Post Image
Under Rule 10b-5, Withholding Material Information Is OK If Not Misleading: Amarin Corporation PLC Securities Litigation, In Re
Posted on Categories Class Actions, Court DecisionsTags , ,

By David C. Franceski, Jr.

Disclosure of material information is not required under §10(b) of the 1934 Act where it is not necessary to make statements already made not misleading.

Amarin Corporation PLC Securities Litigation, In Re, No. 16-2640 (3rd Cir., 5/23/17).

A Failed Drug Trial

Plaintiffs in this biopharma securities fraud putative class action claiming violations of §§ 10(b) and 20(a) of the 1934 Act appealed from the District Court’s Order dismissing the action for failure to plead actionable misstatements regarding the prospects of, and testing required for, FDA approval of defendant’s investigational new drug compound for treatment of high cholesterol.
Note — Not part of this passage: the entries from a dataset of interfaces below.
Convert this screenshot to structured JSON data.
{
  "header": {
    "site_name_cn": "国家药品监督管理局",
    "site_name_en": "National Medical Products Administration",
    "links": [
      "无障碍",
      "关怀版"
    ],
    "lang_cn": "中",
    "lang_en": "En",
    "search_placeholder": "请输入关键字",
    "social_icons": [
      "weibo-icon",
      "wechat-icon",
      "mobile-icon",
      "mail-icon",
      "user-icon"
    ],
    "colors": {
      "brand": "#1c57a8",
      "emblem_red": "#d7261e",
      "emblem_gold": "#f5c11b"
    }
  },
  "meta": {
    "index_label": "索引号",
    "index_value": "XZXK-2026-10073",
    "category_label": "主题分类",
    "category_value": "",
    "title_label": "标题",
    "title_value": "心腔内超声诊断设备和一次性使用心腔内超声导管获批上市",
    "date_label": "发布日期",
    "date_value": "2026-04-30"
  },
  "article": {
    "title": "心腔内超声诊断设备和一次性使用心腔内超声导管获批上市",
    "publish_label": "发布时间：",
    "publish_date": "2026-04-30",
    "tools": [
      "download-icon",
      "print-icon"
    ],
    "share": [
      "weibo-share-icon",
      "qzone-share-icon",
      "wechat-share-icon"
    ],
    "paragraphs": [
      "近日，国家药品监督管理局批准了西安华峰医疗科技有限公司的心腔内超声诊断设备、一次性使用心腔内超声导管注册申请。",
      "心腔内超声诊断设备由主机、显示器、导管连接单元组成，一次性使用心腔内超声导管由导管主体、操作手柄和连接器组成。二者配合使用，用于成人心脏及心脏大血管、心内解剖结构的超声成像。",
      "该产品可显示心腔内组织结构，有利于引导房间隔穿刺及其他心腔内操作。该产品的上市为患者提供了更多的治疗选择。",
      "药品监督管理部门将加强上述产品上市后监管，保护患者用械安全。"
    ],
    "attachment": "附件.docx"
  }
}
Plaintiffs alleged, inter alia, that defendant failed to disclose FDA reservations respecting, and misstated the FDA’s position regarding, (1) the design of its study, and specifically the usefulness, absent a clinical endpoint, of evidence of reduced triglycerides (“TDs”) as a surrogate endpoint, and (2) the need to conduct a costly and time-consuming outcomes study before approval would be granted.

Not Materially Misleading
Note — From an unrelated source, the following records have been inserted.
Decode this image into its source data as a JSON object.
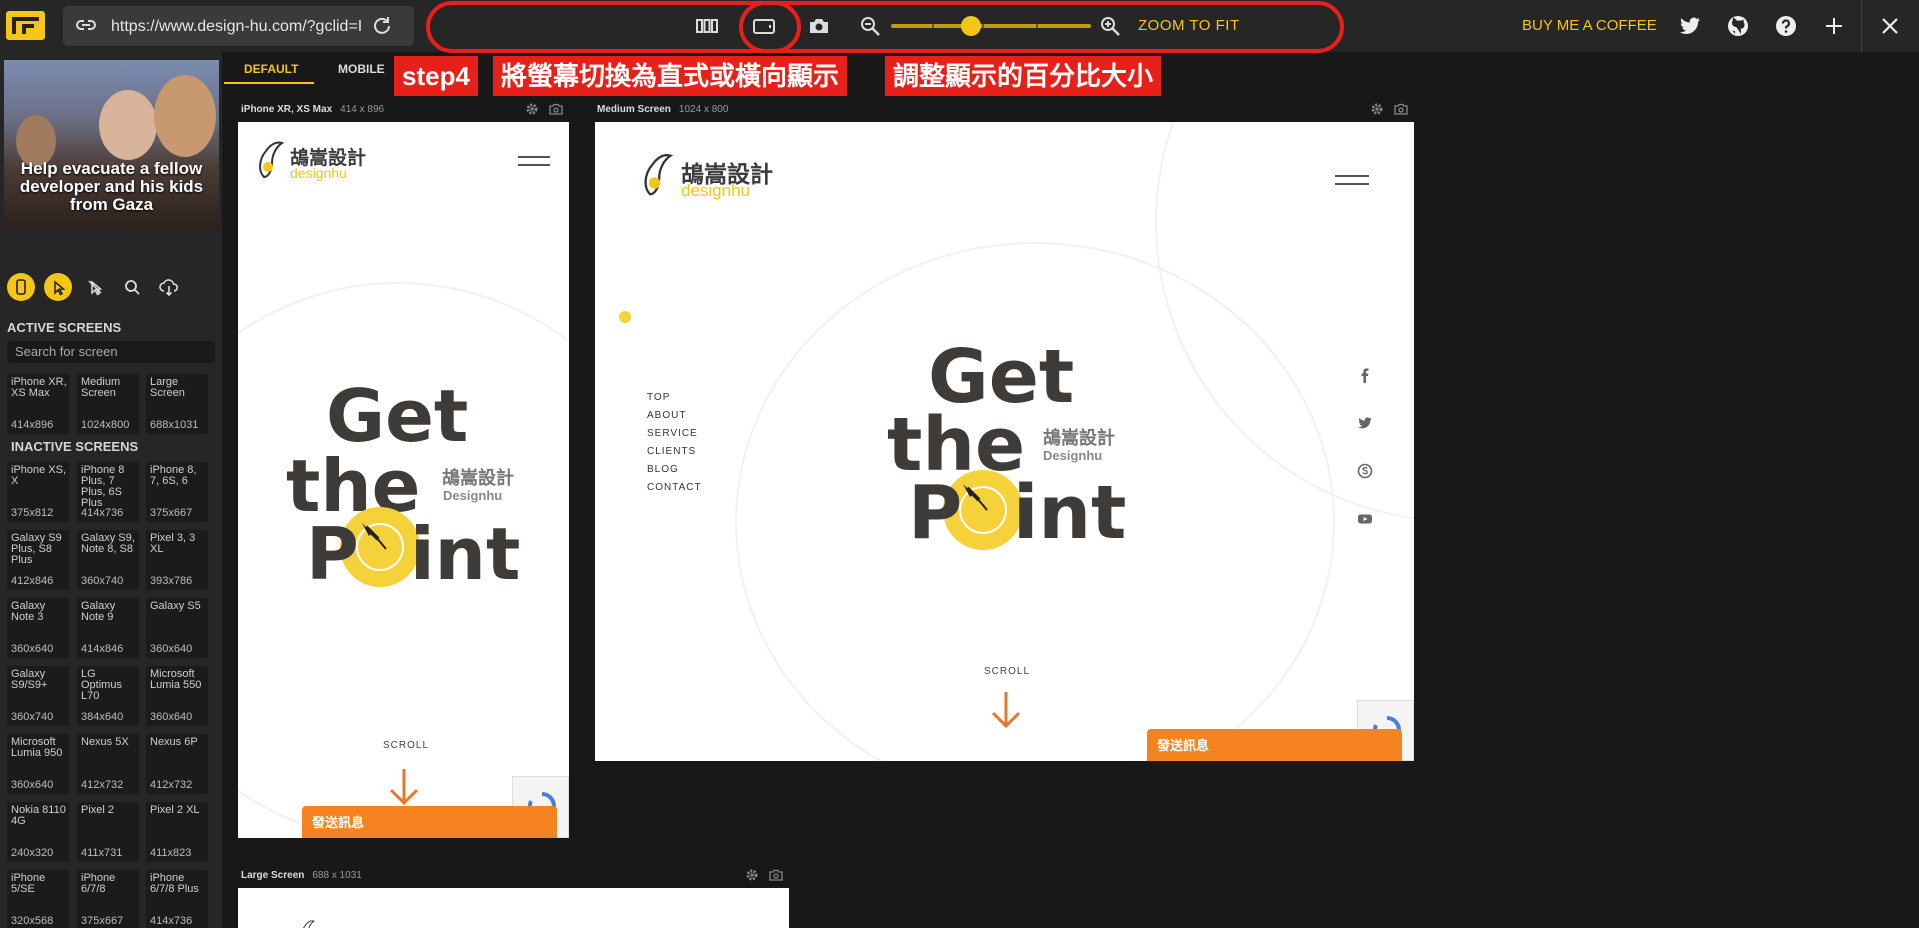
{
  "topbar": {
    "url": "https://www.design-hu.com/?gclid=I",
    "zoom_to_fit": "ZOOM TO FIT",
    "buy_coffee": "BUY ME A COFFEE",
    "zoom_level": 0.4
  },
  "sidebar": {
    "ad_text": "Help evacuate a fellow developer and his kids from Gaza",
    "active_heading": "ACTIVE SCREENS",
    "search_placeholder": "Search for screen",
    "inactive_heading": "INACTIVE SCREENS",
    "active_screens": [
      {
        "name": "iPhone XR, XS Max",
        "size": "414x896"
      },
      {
        "name": "Medium Screen",
        "size": "1024x800"
      },
      {
        "name": "Large Screen",
        "size": "688x1031"
      }
    ],
    "inactive_screens": [
      {
        "name": "iPhone XS, X",
        "size": "375x812"
      },
      {
        "name": "iPhone 8 Plus, 7 Plus, 6S Plus",
        "size": "414x736"
      },
      {
        "name": "iPhone 8, 7, 6S, 6",
        "size": "375x667"
      },
      {
        "name": "Galaxy S9 Plus, S8 Plus",
        "size": "412x846"
      },
      {
        "name": "Galaxy S9, Note 8, S8",
        "size": "360x740"
      },
      {
        "name": "Pixel 3, 3 XL",
        "size": "393x786"
      },
      {
        "name": "Galaxy Note 3",
        "size": "360x640"
      },
      {
        "name": "Galaxy Note 9",
        "size": "414x846"
      },
      {
        "name": "Galaxy S5",
        "size": "360x640"
      },
      {
        "name": "Galaxy S9/S9+",
        "size": "360x740"
      },
      {
        "name": "LG Optimus L70",
        "size": "384x640"
      },
      {
        "name": "Microsoft Lumia 550",
        "size": "360x640"
      },
      {
        "name": "Microsoft Lumia 950",
        "size": "360x640"
      },
      {
        "name": "Nexus 5X",
        "size": "412x732"
      },
      {
        "name": "Nexus 6P",
        "size": "412x732"
      },
      {
        "name": "Nokia 8110 4G",
        "size": "240x320"
      },
      {
        "name": "Pixel 2",
        "size": "411x731"
      },
      {
        "name": "Pixel 2 XL",
        "size": "411x823"
      },
      {
        "name": "iPhone 5/SE",
        "size": "320x568"
      },
      {
        "name": "iPhone 6/7/8",
        "size": "375x667"
      },
      {
        "name": "iPhone 6/7/8 Plus",
        "size": "414x736"
      }
    ]
  },
  "tabs": {
    "default": "DEFAULT",
    "mobile": "MOBILE"
  },
  "annotations": {
    "step": "step4",
    "orientation": "將螢幕切換為直式或橫向顯示",
    "zoom": "調整顯示的百分比大小"
  },
  "devices": {
    "iphone": {
      "name": "iPhone XR, XS Max",
      "size": "414 x 896"
    },
    "medium": {
      "name": "Medium Screen",
      "size": "1024 x 800"
    },
    "large": {
      "name": "Large Screen",
      "size": "688 x 1031"
    }
  },
  "site": {
    "brand_cn": "鴣嵩設計",
    "brand_en": "designhu",
    "hero_line1": "Get",
    "hero_line2": "the",
    "hero_line3_a": "P",
    "hero_line3_b": "int",
    "sub_cn": "鴣嵩設計",
    "sub_en": "Designhu",
    "scroll": "SCROLL",
    "message": "發送訊息",
    "nav": [
      "TOP",
      "ABOUT",
      "SERVICE",
      "CLIENTS",
      "BLOG",
      "CONTACT"
    ]
  },
  "colors": {
    "accent": "#f5c518",
    "annotation_red": "#e8201a",
    "message_orange": "#f5831f"
  }
}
The Court of Appeals affirms the dismissal. It agrees that defendant’s statements about the approval process, including the implication that a long-term outcomes study would not be required in order to obtain FDA approval, were not materially misleading. As the Court emphasizes, even Rule 10b-5 does not create a duty to disclose all material information. Absent a duty to disclose, silence itself is not misleading, and companies can control what they must disclose by controlling what they say to the marketplace. In this instance, because (1) the FDA initially accepted the design of defendant’s study as indicated by its approval of two Special Protocol Assessments (“SPAs”), (2) during the class period the completion of a separate clinical outcome trial was never required, and (3) at least until later FDA review, the FDA remained open to defendant’s strategy for demonstrating efficacy through the surrogate endpoint of TD lowering, plaintiff’s allegation that the FDA was certain to require an outcomes study was not true.

A Reasonable Investor and Hindsight

As the Appellate Court points out, neither the 2008 FDA meeting minutes regarding the initial design with surrogate endpoints, nor the SPAs, suggested that a long-term outcomes trial would be required for approval, and the FDA never explicitly conditioned approval on completion of such study. It was not until 2013, after the class period and on the basis of the failure of three other studies to link TD lowering to better outcomes, that the FDA finally and conclusively rejected TD lowering as a viable surrogate endpoint. The Court also disagrees with plaintiff’s suggestion that a reasonable investor could have interpreted defendant’s statements to have indicated otherwise. Rather, a reasonable investor would understand that the new drug approval process requires continuous dialogue with the FDA. Neither Defendant’s awareness of the TG issue, nor its expressed optimism that it would be resolved in its favor, amounts to fraud. Any claim based on the FDA’s ultimate rejection of TG lowing as a surrogate endpoint would be “fraud by hindsight.”

(D. Franceski: This decision, like a number of others involving public company statements about the sometimes treacherous bureaucratic landscape of the new drug approval process, seems aimed at striking a fair balance between frank disclosure during the drug development process and the challenge of an often opaque, changeable and highly technical drug review process.)

(SLC Ref. No. 2017-29-04)

NOTICE: The court decision synopsis published above represents an abbreviated description of the actual decision and is re-printed here for its educational value. The author's effort is to report concisely the substance of the decision or a selected portion of the decision; commentary or analysis is generally reserved for the italicized section at the bottom of the summary. Subscribers to SAC's Online Litigation Alert (SOLA), from which this synopsis is excerpted, have immediate access to the full decision, in addition to the synopsis.

Like what you see here?

Twice a week we present blog posts consisting of one write-up from each of our two flagship weekly online Alert services. Consider a subscription to these publications to receive the full array of coverage right on your desktop every week. Give it a try and sign up for a free trial to the Securities Arbitration Alert and the Securities Litigation Alert.

Read Our Recent Blog